The entries are to be repeated exactly, with all pictures omitted.
=== Section Start ===
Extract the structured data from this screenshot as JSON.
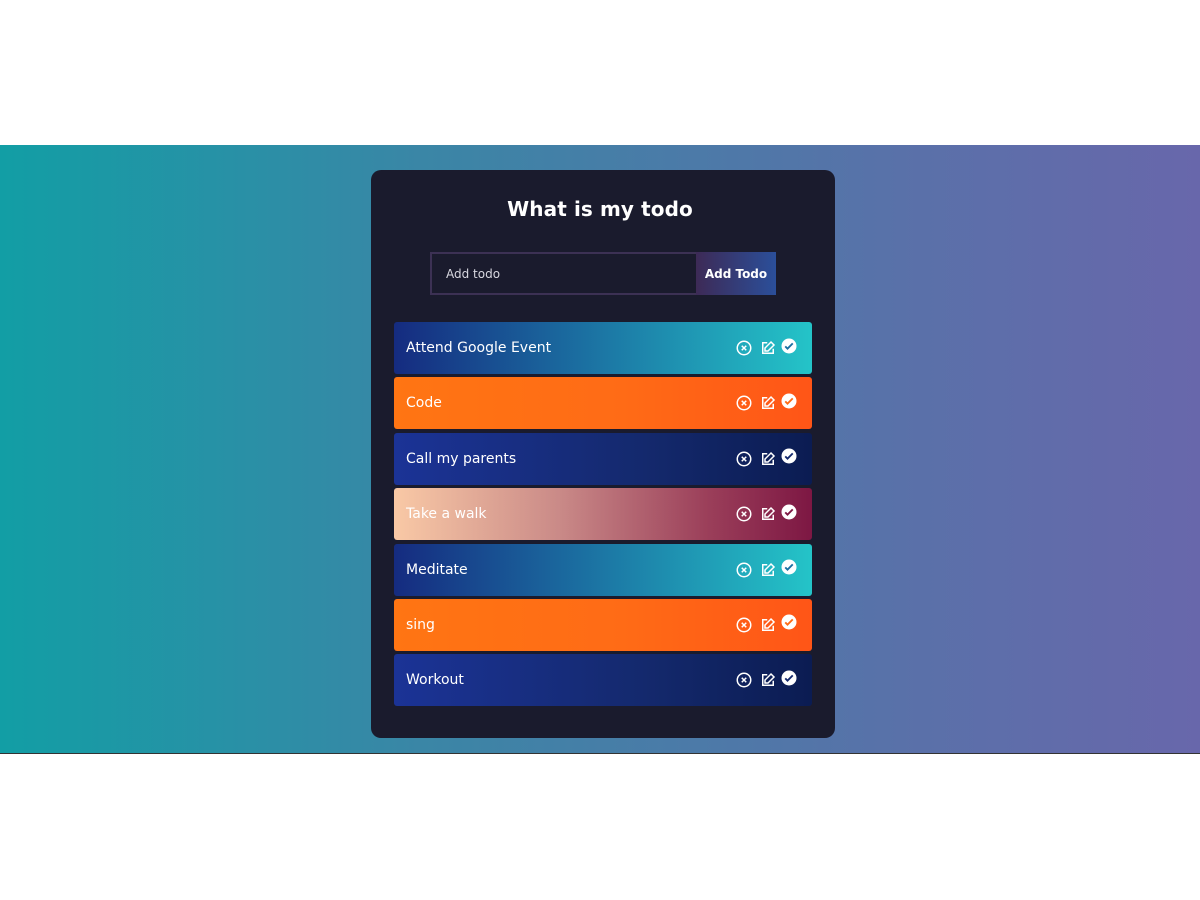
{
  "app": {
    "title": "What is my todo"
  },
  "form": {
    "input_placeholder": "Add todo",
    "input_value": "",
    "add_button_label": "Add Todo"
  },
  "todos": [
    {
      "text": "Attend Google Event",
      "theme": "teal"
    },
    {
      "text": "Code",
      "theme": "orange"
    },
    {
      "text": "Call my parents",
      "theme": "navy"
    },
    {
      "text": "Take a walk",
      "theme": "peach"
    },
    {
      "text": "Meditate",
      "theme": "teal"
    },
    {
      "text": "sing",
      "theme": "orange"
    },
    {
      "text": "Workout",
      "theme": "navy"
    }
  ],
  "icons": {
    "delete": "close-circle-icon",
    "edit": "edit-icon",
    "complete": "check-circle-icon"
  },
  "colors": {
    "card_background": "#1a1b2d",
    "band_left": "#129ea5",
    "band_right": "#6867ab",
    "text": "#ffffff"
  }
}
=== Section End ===
Written response:
Extract the structured data from this screenshot as JSON.
{
  "app": {
    "title": "What is my todo"
  },
  "form": {
    "input_placeholder": "Add todo",
    "input_value": "",
    "add_button_label": "Add Todo"
  },
  "todos": [
    {
      "text": "Attend Google Event",
      "theme": "teal"
    },
    {
      "text": "Code",
      "theme": "orange"
    },
    {
      "text": "Call my parents",
      "theme": "navy"
    },
    {
      "text": "Take a walk",
      "theme": "peach"
    },
    {
      "text": "Meditate",
      "theme": "teal"
    },
    {
      "text": "sing",
      "theme": "orange"
    },
    {
      "text": "Workout",
      "theme": "navy"
    }
  ],
  "icons": {
    "delete": "close-circle-icon",
    "edit": "edit-icon",
    "complete": "check-circle-icon"
  },
  "colors": {
    "card_background": "#1a1b2d",
    "band_left": "#129ea5",
    "band_right": "#6867ab",
    "text": "#ffffff"
  }
}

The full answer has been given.